Yoga postures are typically named after objects or life forms found in nature (think Vrksasana [Tree] and Bhujangasana [Cobra]); sacred animals (“go” is Sanskrit for “cow,” which is holy in Hindu religions); and legendary saints, heroes, or warriors who were celebrated for their unique skill or supernatural power (think Virabhadrasana 1, 2, and 3 [the Warrior poses]).
Matsyendrasana falls into the lattermost category and is named after a historical man who lived in 10th-century C.E. As is often the case with Indian mythology, there are many versions of Matsyendra’s rise to enlightenment. The following is one:
When Matsyendra was born, a Vedic astrologer told his parents that their son would be very unlucky. So they threw Matsyendra into the ocean. Soon after, a giant fish came along and swallowed the boy (“matsya” is the Sanskrit word for “fish”). The boy remained in the fish’s belly until hearing the voice of Lord Shiva, who was lecturing his beloved on the mysteries of life and nature. Spellbound, Matsyendra stopped to listen in and remained there with rapt attention until Shiva was done.
The teachings are said to have been so powerful that they took hold of Matsyendra and permeated his entire being. Twelve years after practicing and refining the ancient techniques of yoga, Matsyendra emerged from the fish’s belly an enlightened master, prepared to share his knowledge.
Matsyendra’s metamorphosis from a cursed infant into a realized adept represents the transformative potential of our practice. In doing this posture, we honour the lineage of our practice and one of the founding fathers of yoga.
Not only do spinal twists feel great, but they also do great things for our body.

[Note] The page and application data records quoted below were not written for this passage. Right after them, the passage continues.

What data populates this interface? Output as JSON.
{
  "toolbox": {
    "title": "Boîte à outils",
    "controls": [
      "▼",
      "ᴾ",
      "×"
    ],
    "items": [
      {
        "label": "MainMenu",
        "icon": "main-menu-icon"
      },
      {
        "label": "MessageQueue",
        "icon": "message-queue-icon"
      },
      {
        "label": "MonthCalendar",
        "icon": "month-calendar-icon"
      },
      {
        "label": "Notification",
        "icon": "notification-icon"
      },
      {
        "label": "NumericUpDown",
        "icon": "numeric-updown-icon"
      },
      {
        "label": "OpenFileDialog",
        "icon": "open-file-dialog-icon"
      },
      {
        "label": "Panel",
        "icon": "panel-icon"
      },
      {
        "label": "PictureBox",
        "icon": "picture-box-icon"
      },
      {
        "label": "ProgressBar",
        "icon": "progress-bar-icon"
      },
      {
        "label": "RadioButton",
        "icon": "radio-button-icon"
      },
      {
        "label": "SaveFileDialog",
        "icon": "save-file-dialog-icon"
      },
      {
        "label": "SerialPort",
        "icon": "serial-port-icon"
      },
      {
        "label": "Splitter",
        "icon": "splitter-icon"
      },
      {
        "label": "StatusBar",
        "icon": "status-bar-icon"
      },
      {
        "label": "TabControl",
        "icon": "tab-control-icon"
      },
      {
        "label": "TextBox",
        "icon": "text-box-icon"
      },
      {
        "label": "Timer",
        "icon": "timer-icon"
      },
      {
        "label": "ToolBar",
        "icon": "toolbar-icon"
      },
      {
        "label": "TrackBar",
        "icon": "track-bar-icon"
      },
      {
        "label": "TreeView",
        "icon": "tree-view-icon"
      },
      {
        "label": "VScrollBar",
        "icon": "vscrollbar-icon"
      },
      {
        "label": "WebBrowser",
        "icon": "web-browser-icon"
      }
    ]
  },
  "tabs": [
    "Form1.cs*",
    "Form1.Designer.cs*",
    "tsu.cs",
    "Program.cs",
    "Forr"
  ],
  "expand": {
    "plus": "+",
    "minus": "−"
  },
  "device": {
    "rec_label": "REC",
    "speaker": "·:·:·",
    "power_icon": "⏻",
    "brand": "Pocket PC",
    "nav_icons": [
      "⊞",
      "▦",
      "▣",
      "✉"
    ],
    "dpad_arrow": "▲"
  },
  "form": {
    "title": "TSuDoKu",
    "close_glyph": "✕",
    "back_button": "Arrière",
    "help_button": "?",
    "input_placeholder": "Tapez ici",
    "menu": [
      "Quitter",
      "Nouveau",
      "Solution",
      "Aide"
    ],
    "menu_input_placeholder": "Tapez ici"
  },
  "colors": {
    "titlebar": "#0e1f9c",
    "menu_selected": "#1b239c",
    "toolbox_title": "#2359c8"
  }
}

Spinal Twists:
Stretch the back muscles
Improve posture by lengthening the spine
Stretch the intercostal muscles, which support deep breathing
Massage the organs, aiding digestion
Do You See the Fish?
The upright torso in this spinal twist represents Matsyendra’s human side, while the legs folded beneath are symbolic of a fish tail.
Twists are one of the most often requested yoga postures by students, and it's no wonder: they feel great!